Perth has retained its title as the strongest property market in Australia, with house prices up 15.3 per cent over the past 12 months.
According to the Ray White January House Price Report, prices also increased 0.6 per cent this month.
Unit prices are also up 10.2 per cent annually and 0.4 per cent in January, however Adelaide slightly outpaces Perth when it comes to unit price growth, with prices in the SA capital climbing 10.4 per cent over the past 12 months.
Ray White Group Chief Economist Nerida Conisbee said the latest figures also showed Sydney prices had fallen for the second month in a row.
House prices in Sydney are still up 5.8 per cent annually, but fell 0.2 per cent this month, after dropping by the same amount in December.
“The difference in market conditions reflect the drivers of growth,” Ms Conisbee said.
“Sydney is far more sensitive to interest rate changes and it is likely that the softer conditions over the past two months reflects this.
“Meanwhile, mining conditions in Western Australia and South Australia are not only driving economic growth but also attracting interstate migrants, investors and creating wealth.
“This is fuelling price growth in both Perth and Adelaide.”
It now costs $728,303 to buy a house in Perth, $760,215 in Adelaide and $1.496 million in Sydney.
The softest markets continue to be Melbourne and regional Victoria.
House and unit prices remained steady in Melbourne this month, while prices in regional Victoria increased only marginally.
“Population growth has increased post pandemic, particularly international migration, and this will be positive in 2024,” Ms Conisbee said.

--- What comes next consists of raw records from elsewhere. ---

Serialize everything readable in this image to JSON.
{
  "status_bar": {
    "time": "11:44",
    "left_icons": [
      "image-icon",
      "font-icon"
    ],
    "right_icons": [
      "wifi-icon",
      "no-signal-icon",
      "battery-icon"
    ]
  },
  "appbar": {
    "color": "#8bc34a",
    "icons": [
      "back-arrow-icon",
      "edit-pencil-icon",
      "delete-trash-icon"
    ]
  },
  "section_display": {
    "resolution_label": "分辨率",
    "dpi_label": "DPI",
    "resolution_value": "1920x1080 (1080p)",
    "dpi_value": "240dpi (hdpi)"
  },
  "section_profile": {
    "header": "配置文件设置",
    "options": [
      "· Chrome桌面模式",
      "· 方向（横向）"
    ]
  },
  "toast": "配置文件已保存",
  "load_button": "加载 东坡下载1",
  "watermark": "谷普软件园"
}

“However, it is likely that the impact of tough pandemic restrictions continue to weigh on economic growth for the state.
“While Sydney saw a decline in price over the past two months, and Melbourne remains comparatively weak, it is likely we will see growth this year for both cities.
“The probability of a rate cut is now far higher than it was less than six weeks ago.
“If this does happen, it is likely to fuel price growth in not only our largest cities but also other parts of the country.”